Supporters say the change is needed because it would bring direct democracy to presidential elections.
But critics say it could diminish Vermont’s influence on the national stage.
VPR’s John Dillon has more:
(Dillon) Under our current system, a presidential candidate can lose the national popular vote but still win office by winning enough electoral votes.
That’s what happened in 2000, when George W. Bush came in second in the national election. But he became president after the disputed Florida re-count gave him a narrow Electoral College victory.
Windham Senator Jeannette White says that’s not right.

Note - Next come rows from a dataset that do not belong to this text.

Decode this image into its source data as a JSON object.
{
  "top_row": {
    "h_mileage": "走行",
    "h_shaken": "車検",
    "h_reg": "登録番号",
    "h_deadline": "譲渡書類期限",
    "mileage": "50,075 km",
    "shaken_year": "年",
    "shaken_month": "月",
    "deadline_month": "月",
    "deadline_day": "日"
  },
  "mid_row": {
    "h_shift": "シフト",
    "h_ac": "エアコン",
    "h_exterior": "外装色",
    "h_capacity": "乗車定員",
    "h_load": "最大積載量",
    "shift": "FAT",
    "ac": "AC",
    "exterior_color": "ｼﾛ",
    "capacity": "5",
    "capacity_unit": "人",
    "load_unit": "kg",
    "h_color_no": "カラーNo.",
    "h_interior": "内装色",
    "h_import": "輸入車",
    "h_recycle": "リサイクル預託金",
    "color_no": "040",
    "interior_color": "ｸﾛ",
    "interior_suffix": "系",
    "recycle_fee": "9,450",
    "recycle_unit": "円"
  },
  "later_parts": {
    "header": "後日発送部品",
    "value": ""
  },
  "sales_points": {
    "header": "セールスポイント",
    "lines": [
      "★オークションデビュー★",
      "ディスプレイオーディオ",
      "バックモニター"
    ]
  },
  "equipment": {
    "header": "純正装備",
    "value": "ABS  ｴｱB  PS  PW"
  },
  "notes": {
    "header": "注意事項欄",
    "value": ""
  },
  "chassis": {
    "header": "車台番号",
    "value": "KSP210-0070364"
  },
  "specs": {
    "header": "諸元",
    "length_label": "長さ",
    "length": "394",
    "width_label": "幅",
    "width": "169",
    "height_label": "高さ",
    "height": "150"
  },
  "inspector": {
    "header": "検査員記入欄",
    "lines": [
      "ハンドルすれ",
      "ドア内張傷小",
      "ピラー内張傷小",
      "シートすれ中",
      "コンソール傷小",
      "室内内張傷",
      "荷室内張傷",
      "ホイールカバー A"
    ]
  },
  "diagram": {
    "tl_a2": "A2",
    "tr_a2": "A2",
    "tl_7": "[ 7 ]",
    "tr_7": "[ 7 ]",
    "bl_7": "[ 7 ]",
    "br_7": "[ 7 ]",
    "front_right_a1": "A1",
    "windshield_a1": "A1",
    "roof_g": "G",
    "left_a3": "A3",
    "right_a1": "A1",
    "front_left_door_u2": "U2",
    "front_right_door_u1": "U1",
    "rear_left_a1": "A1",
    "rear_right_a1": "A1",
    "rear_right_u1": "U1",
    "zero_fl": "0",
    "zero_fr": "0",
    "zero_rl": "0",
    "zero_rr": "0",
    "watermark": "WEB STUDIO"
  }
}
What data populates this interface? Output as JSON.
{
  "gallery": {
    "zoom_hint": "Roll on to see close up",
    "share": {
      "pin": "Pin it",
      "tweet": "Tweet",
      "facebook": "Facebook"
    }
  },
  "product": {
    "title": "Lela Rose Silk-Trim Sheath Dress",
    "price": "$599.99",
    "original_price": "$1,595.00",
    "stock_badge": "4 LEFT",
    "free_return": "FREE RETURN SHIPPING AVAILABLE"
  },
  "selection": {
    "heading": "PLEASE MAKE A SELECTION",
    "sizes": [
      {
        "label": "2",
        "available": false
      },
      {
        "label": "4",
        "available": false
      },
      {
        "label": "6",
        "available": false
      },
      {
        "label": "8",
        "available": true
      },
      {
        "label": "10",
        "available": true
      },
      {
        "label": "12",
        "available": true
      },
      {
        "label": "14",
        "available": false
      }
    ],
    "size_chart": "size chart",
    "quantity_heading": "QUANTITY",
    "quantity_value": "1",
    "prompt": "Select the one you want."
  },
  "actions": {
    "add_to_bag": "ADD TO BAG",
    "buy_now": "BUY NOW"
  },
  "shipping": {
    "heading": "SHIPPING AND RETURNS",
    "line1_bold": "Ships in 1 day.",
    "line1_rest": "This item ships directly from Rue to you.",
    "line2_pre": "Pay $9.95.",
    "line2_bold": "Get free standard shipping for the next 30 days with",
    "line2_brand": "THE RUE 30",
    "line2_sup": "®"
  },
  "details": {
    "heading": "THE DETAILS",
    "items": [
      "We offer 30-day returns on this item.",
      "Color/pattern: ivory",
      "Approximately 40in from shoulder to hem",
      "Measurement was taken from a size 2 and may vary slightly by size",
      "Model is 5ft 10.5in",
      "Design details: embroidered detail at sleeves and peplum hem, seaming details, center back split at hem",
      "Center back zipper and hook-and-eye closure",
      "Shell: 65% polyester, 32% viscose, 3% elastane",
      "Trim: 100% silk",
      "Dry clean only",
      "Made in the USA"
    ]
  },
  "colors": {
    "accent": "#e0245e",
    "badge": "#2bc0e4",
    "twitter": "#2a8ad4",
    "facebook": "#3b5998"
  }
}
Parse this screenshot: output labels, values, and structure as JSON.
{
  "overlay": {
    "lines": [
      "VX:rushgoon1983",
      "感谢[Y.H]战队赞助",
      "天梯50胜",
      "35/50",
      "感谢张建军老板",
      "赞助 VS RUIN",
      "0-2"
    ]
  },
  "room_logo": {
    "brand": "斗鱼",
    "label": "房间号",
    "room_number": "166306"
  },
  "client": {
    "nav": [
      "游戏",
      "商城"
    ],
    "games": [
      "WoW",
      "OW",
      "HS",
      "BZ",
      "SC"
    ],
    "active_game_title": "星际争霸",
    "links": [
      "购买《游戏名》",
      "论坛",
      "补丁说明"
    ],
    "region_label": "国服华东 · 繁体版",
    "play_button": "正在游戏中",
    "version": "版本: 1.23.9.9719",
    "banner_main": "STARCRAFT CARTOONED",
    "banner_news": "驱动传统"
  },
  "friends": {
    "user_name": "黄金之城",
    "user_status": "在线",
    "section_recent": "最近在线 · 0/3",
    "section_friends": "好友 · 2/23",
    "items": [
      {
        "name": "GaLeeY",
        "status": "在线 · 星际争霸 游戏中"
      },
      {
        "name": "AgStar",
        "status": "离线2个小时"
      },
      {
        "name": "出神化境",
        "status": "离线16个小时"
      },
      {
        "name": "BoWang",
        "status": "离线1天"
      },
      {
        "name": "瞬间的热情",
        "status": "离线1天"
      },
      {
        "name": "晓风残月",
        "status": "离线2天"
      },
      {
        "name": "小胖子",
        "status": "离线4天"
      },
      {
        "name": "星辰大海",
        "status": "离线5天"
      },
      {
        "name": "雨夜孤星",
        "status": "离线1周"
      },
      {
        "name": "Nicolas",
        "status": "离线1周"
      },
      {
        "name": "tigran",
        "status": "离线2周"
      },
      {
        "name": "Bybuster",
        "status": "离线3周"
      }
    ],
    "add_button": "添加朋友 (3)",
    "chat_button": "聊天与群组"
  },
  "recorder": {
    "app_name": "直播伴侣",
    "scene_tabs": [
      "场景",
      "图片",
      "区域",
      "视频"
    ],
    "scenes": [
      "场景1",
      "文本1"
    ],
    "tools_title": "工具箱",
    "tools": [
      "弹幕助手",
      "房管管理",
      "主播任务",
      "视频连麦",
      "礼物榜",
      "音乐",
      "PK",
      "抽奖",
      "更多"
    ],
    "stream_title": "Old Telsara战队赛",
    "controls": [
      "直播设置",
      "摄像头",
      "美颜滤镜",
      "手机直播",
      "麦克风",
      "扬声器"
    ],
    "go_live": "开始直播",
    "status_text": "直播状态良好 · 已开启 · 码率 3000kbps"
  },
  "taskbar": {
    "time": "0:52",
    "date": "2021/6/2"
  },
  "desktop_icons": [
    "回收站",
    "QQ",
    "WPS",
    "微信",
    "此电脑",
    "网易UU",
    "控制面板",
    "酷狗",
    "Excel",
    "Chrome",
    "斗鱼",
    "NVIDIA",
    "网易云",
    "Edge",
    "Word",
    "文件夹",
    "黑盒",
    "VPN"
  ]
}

(White) "The bottom line is that we have a system in which some folks are more equal than others. This is not the way most of us think a democracy should be run."
(Host) Presidential elections are now decided by just 538 electors. These are the people who actually cast votes in the Electoral College. The electors now vote for the candidate who wins the majority in their home states. White sponsored legislation that would require each state’s electors to support the candidate who won the most votes nationally.
So, hypothetically, Vermont electors might have to support a candidate who came in second among Vermont voters.
The bill triggered strong debate on the Senate floor. Some senators charged that the change could backfire on small states like Vermont.
Franklin Senator Randy Brock said he looked at the numbers, and found that with Vermont’s three electors, the state has influence greater than its actual number of voters. He said that under White’s bill, states with large populations will determine presidential contests.
(Brock) "Like New Jersey, California, like Pennsylvania, like Ohio. These are the states that will benefit from the national popular vote. States like Vermont, and Alaska, and Wyoming and Idaho will not. They will lose the value of their vote."
(Dillon) Senators debated whether the bill circumvented the Constitution – or if it would cause presidential candidates to bypass the smaller states.
Washington Senator Anthony Pollina said for him the question boiled down to whether a second-place finisher should be allowed to win.
(Pollina) "I do think the New England Patriots would have liked it if they have could have done that in the game against the New York Jets a little while ago. And so we’re actually the winners. We don’t allow that to happen, but yet in this case we’re saying the person who comes in second in the most important race that we ever encounter actually could be the person who wins."
(Dillon) The bill won preliminary approval on a 20-10 vote. If the House agrees and Governor Peter Shumlin signs it, Vermont would become the seventh state to adopt the measure. The change would take effect nationally only when states with a total of 270 electors – that’s the number needed to elect a president – sign on.
For VPR News, I’m John Dillon in Montpelier.